Repeat the records given below in full, with no changes.

Records from a data source
· · · · ·

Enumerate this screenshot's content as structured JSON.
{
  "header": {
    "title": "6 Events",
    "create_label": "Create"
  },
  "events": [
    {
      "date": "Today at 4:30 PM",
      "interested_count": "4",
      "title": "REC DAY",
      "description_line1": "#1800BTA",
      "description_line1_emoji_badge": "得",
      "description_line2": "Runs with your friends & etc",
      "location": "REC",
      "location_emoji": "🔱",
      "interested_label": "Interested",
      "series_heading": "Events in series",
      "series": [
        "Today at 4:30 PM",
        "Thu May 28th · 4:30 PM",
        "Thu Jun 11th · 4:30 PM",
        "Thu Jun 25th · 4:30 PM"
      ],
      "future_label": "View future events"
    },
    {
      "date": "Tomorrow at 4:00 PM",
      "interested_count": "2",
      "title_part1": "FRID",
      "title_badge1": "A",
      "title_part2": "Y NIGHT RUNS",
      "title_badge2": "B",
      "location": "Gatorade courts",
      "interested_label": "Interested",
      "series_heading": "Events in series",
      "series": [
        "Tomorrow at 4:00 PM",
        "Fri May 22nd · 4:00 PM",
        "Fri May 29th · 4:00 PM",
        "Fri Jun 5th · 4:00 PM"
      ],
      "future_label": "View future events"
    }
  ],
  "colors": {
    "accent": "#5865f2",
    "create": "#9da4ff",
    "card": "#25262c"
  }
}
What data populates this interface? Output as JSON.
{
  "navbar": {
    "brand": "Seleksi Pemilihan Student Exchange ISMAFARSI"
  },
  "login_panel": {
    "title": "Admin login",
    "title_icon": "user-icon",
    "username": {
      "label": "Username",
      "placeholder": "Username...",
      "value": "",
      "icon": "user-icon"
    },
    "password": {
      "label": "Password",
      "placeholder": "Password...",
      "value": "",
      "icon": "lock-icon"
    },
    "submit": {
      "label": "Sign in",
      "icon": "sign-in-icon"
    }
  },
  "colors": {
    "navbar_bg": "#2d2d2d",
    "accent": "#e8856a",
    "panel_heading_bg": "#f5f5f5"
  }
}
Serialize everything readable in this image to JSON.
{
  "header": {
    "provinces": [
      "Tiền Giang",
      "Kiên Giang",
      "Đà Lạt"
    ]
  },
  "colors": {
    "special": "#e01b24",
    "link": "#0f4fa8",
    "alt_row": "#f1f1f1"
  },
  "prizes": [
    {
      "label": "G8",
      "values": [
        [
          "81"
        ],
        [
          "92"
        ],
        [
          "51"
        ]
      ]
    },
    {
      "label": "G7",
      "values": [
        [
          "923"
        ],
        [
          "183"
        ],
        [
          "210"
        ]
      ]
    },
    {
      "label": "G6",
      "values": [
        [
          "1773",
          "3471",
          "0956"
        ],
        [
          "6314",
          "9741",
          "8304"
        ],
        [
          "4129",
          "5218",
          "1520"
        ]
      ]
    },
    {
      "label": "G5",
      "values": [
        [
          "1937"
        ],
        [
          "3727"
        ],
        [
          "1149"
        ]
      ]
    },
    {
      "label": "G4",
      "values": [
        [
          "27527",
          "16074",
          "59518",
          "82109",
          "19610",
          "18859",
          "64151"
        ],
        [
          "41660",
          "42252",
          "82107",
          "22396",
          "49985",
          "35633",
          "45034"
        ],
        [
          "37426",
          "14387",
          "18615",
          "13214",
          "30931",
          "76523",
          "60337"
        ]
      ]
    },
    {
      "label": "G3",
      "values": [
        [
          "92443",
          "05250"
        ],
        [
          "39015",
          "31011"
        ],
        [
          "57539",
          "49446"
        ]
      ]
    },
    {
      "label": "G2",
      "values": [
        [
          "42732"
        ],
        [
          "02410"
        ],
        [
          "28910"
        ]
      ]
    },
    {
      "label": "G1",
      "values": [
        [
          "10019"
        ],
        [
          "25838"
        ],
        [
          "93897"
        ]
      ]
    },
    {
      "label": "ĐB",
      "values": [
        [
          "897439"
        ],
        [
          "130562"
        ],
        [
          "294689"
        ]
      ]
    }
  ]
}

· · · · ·

## Response
Enumerate this screenshot's content as structured JSON.
{
  "header": {
    "title": "6 Events",
    "create_label": "Create"
  },
  "events": [
    {
      "date": "Today at 4:30 PM",
      "interested_count": "4",
      "title": "REC DAY",
      "description_line1": "#1800BTA",
      "description_line1_emoji_badge": "得",
      "description_line2": "Runs with your friends & etc",
      "location": "REC",
      "location_emoji": "🔱",
      "interested_label": "Interested",
      "series_heading": "Events in series",
      "series": [
        "Today at 4:30 PM",
        "Thu May 28th · 4:30 PM",
        "Thu Jun 11th · 4:30 PM",
        "Thu Jun 25th · 4:30 PM"
      ],
      "future_label": "View future events"
    },
    {
      "date": "Tomorrow at 4:00 PM",
      "interested_count": "2",
      "title_part1": "FRID",
      "title_badge1": "A",
      "title_part2": "Y NIGHT RUNS",
      "title_badge2": "B",
      "location": "Gatorade courts",
      "interested_label": "Interested",
      "series_heading": "Events in series",
      "series": [
        "Tomorrow at 4:00 PM",
        "Fri May 22nd · 4:00 PM",
        "Fri May 29th · 4:00 PM",
        "Fri Jun 5th · 4:00 PM"
      ],
      "future_label": "View future events"
    }
  ],
  "colors": {
    "accent": "#5865f2",
    "create": "#9da4ff",
    "card": "#25262c"
  }
}
What data populates this interface? Output as JSON.
{
  "navbar": {
    "brand": "Seleksi Pemilihan Student Exchange ISMAFARSI"
  },
  "login_panel": {
    "title": "Admin login",
    "title_icon": "user-icon",
    "username": {
      "label": "Username",
      "placeholder": "Username...",
      "value": "",
      "icon": "user-icon"
    },
    "password": {
      "label": "Password",
      "placeholder": "Password...",
      "value": "",
      "icon": "lock-icon"
    },
    "submit": {
      "label": "Sign in",
      "icon": "sign-in-icon"
    }
  },
  "colors": {
    "navbar_bg": "#2d2d2d",
    "accent": "#e8856a",
    "panel_heading_bg": "#f5f5f5"
  }
}
Serialize everything readable in this image to JSON.
{
  "header": {
    "provinces": [
      "Tiền Giang",
      "Kiên Giang",
      "Đà Lạt"
    ]
  },
  "colors": {
    "special": "#e01b24",
    "link": "#0f4fa8",
    "alt_row": "#f1f1f1"
  },
  "prizes": [
    {
      "label": "G8",
      "values": [
        [
          "81"
        ],
        [
          "92"
        ],
        [
          "51"
        ]
      ]
    },
    {
      "label": "G7",
      "values": [
        [
          "923"
        ],
        [
          "183"
        ],
        [
          "210"
        ]
      ]
    },
    {
      "label": "G6",
      "values": [
        [
          "1773",
          "3471",
          "0956"
        ],
        [
          "6314",
          "9741",
          "8304"
        ],
        [
          "4129",
          "5218",
          "1520"
        ]
      ]
    },
    {
      "label": "G5",
      "values": [
        [
          "1937"
        ],
        [
          "3727"
        ],
        [
          "1149"
        ]
      ]
    },
    {
      "label": "G4",
      "values": [
        [
          "27527",
          "16074",
          "59518",
          "82109",
          "19610",
          "18859",
          "64151"
        ],
        [
          "41660",
          "42252",
          "82107",
          "22396",
          "49985",
          "35633",
          "45034"
        ],
        [
          "37426",
          "14387",
          "18615",
          "13214",
          "30931",
          "76523",
          "60337"
        ]
      ]
    },
    {
      "label": "G3",
      "values": [
        [
          "92443",
          "05250"
        ],
        [
          "39015",
          "31011"
        ],
        [
          "57539",
          "49446"
        ]
      ]
    },
    {
      "label": "G2",
      "values": [
        [
          "42732"
        ],
        [
          "02410"
        ],
        [
          "28910"
        ]
      ]
    },
    {
      "label": "G1",
      "values": [
        [
          "10019"
        ],
        [
          "25838"
        ],
        [
          "93897"
        ]
      ]
    },
    {
      "label": "ĐB",
      "values": [
        [
          "897439"
        ],
        [
          "130562"
        ],
        [
          "294689"
        ]
      ]
    }
  ]
}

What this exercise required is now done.